You’ll probably have to trade in your gas furnace for a nice new heat pump that runs on increasingly costly electricity, so people in Korea and China can use our gas and reduce their dependence on coal.

And check out those electric and hydrogen cars, subsidies are going up along with carbon taxes.

Tom Fletcher is B.C. legislature reporter and columnist for Black Press. Email: tfletcher@blackpress.ca


@tomfletcherbc
tfletcher@blackpress.ca

Like us on Facebook and follow us on Twitter.

BC legislatureLNG

Just Posted

(Dave Ogilvie/Contributed)
West Kelowna fire crews respond to injured mountain biker

The injury took place at the top of Smith Creek Road

Kelowna flags were flown at half-mast after the discovery of a residential school burial site in Kamloops. (File photo)
Central Okanagan school board chair reflects on recent tragedies

Moyra Baxter offers condolenses to residential school victims, slain Muslim family

Bentley resting on a bench at Kal Park in Vernon not knowing there is a baby rattlesnake curled up below. Bentley jumped down and was bit by the snake. (Facebook)
Dog bit by baby rattler at popular Vernon park

The rattlesnake was hidden underneath a park bench when it struck out

Kierra Smith (Contributed)
Kelowna swimmer headed to Toronto hoping to qualify for Olympics

If she qualifies, it will be Kierra Smith’s second time swimming at the Olympics

The RCMP presence in Central Okanagan public schools is being reviewed by the board of education. (File photo)
RCMP presence welcomed in Central Okanagan public schools

Staff survey feedback overwhelmingly positive from students, staff and parents

Canadian Prime Minister Justin Trudeau participates in a plenary session at the G7 Summit in Carbis Bay, England on Friday June 11, 2021. THE CANADIAN PRESS/Adrian Wyld
Canada donating 13M surplus COVID-19 vaccine doses to poor countries

Trudeau says the government will pay for 87 million shots to be distributed to poor countries

Jane Linden
KCR: Volunteering keeps you active

Kelowna Community Resources shares stories of its volunteers in a weekly column

Premier John Horgan speaks as provincial health officer Dr. Bonnie Henry, right, and health minister Adrian Dix look on during a press conference to update on the province’s fall pandemic preparedness plan during a press conference from the press theatre at Legislature in Victoria, Wednesday, Sept. 9, 2020. THE CANADIAN PRESS/Chad Hipolito
B.C. officials to provide details on Step 2 of COVID reopening plan Monday

Step 2 could allow for larger gatherings and a resumption of recreational travel

Cannabis bought in British Columbia (Ashley Wadhwani/Black Press Media)
Is it time to start thinking about greener ways to package cannabis?

Packaging suppliers are still figuring eco-friendly and affordable packaging options that fit the mandates of Cannabis Regulations

Longtime SOWINS volunteer Diane Fru (far left) walks with members of her family as they Walk To End Abuse Sunday, June 13, 2021. South Okanagan Women In Needs Society (SOWINS) raised a record amount this year. (Monique Tamminga Western News)
Walk to End Abuse in South Okanagan breaks fundraising record

More than $53,000 raised so far while the pandemic has increased need for SOWINS’ services

Indigenous Services Minister Marc Miller is seen during a news conference, Wednesday May 19, 2021 in Ottawa.

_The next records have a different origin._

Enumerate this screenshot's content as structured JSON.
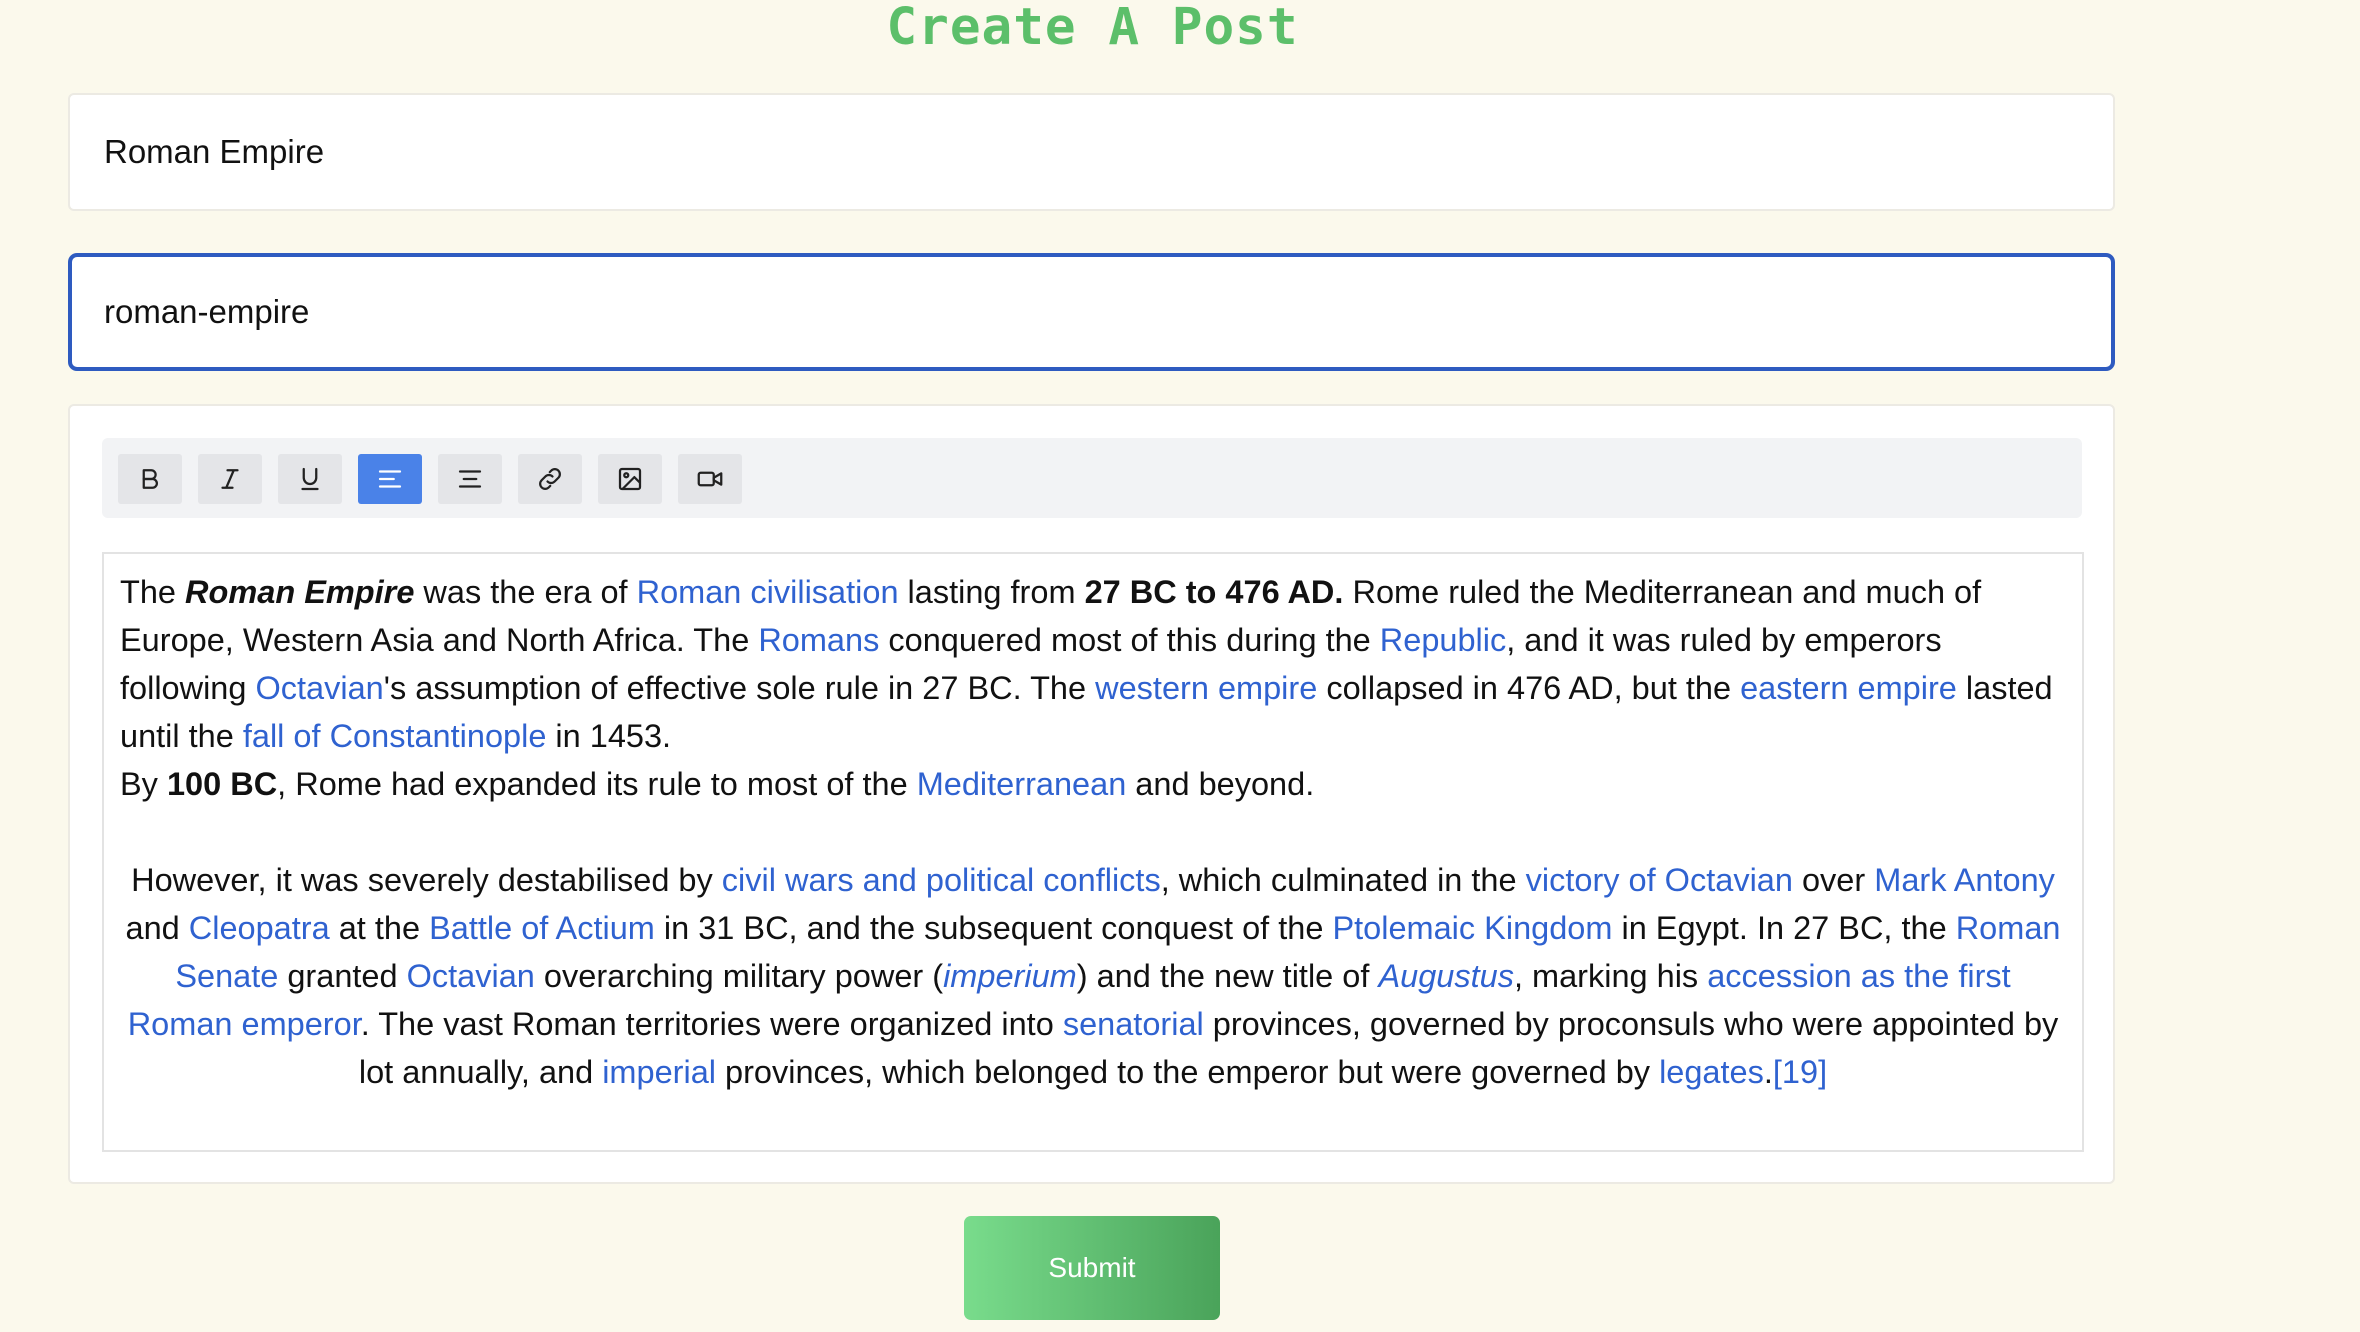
{
  "page": {
    "title": "Create A Post"
  },
  "form": {
    "title_value": "Roman Empire",
    "slug_value": "roman-empire",
    "submit_label": "Submit"
  },
  "toolbar": {
    "buttons": [
      {
        "name": "bold",
        "icon": "bold-icon",
        "active": false
      },
      {
        "name": "italic",
        "icon": "italic-icon",
        "active": false
      },
      {
        "name": "underline",
        "icon": "underline-icon",
        "active": false
      },
      {
        "name": "align-left",
        "icon": "align-left-icon",
        "active": true
      },
      {
        "name": "align-center",
        "icon": "align-center-icon",
        "active": false
      },
      {
        "name": "link",
        "icon": "link-icon",
        "active": false
      },
      {
        "name": "image",
        "icon": "image-icon",
        "active": false
      },
      {
        "name": "video",
        "icon": "video-icon",
        "active": false
      }
    ]
  },
  "content": {
    "p1": [
      {
        "t": "The "
      },
      {
        "t": "Roman Empire",
        "s": "bi"
      },
      {
        "t": " was the era of "
      },
      {
        "t": "Roman civilisation",
        "s": "link"
      },
      {
        "t": " lasting from "
      },
      {
        "t": "27 BC to 476 AD.",
        "s": "b"
      },
      {
        "t": " Rome ruled the Mediterranean and much of Europe, Western Asia and North Africa. The "
      },
      {
        "t": "Romans",
        "s": "link"
      },
      {
        "t": " conquered most of this during the "
      },
      {
        "t": "Republic",
        "s": "link"
      },
      {
        "t": ", and it was ruled by emperors following "
      },
      {
        "t": "Octavian",
        "s": "link"
      },
      {
        "t": "'s assumption of effective sole rule in 27 BC. The "
      },
      {
        "t": "western empire",
        "s": "link"
      },
      {
        "t": " collapsed in 476 AD, but the "
      },
      {
        "t": "eastern empire",
        "s": "link"
      },
      {
        "t": " lasted until the "
      },
      {
        "t": "fall of Constantinople",
        "s": "link"
      },
      {
        "t": " in 1453."
      }
    ],
    "p2": [
      {
        "t": "By "
      },
      {
        "t": "100 BC",
        "s": "b"
      },
      {
        "t": ", Rome had expanded its rule to most of the "
      },
      {
        "t": "Mediterranean",
        "s": "link"
      },
      {
        "t": " and beyond."
      }
    ],
    "p3": [
      {
        "t": "However, it was severely destabilised by "
      },
      {
        "t": "civil wars and political conflicts",
        "s": "link"
      },
      {
        "t": ", which culminated in the "
      },
      {
        "t": "victory of Octavian",
        "s": "link"
      },
      {
        "t": " over "
      },
      {
        "t": "Mark Antony",
        "s": "link"
      },
      {
        "t": " and "
      },
      {
        "t": "Cleopatra",
        "s": "link"
      },
      {
        "t": " at the "
      },
      {
        "t": "Battle of Actium",
        "s": "link"
      },
      {
        "t": " in 31 BC, and the subsequent conquest of the "
      },
      {
        "t": "Ptolemaic Kingdom",
        "s": "link"
      },
      {
        "t": " in Egypt. In 27 BC, the "
      },
      {
        "t": "Roman Senate",
        "s": "link"
      },
      {
        "t": " granted "
      },
      {
        "t": "Octavian",
        "s": "link"
      },
      {
        "t": " overarching military power ("
      },
      {
        "t": "imperium",
        "s": "link-it"
      },
      {
        "t": ") and the new title of "
      },
      {
        "t": "Augustus",
        "s": "link-it"
      },
      {
        "t": ", marking his "
      },
      {
        "t": "accession as the first Roman emperor",
        "s": "link"
      },
      {
        "t": ". The vast Roman territories were organized into "
      },
      {
        "t": "senatorial",
        "s": "link"
      },
      {
        "t": " provinces, governed by proconsuls who were appointed by lot annually, and "
      },
      {
        "t": "imperial",
        "s": "link"
      },
      {
        "t": " provinces, which belonged to the emperor but were governed by "
      },
      {
        "t": "legates",
        "s": "link"
      },
      {
        "t": "."
      },
      {
        "t": "[19]",
        "s": "link"
      }
    ]
  },
  "colors": {
    "background": "#fbf9ec",
    "title_green": "#5cbf6a",
    "link_blue": "#2f62d0",
    "focus_border": "#2e5bc0",
    "active_button": "#4a82e8"
  }
}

THE CANADIAN PRESS/Adrian Wyld
Indigenous child-welfare battle heads to court despite calls for Ottawa to drop cases

Feds are poised to argue against two Canadian Human Rights Tribunal rulings

Two-year-old Ivy McLeod laughs while playing with Lucky the puppy outside their Chilliwack home on Thursday, June 10, 2021. (Jenna Hauck/ Chilliwack Progress)
VIDEO: B.C. family finds ‘perfect’ puppy with limb difference for 2-year-old Ivy

Ivy has special bond with Lucky the puppy who was also born with limb difference

A million-dollar ticket was sold to an individual in Vernon from the Lotto Max draw Friday, June 11, 2021. (Photo courtesy of BCLC)
Lottery ticket worth $1 million sold in Vernon

One lucky individual holds one of 20 tickets worth $1 million from Friday’s Lotto Max draw

Most Read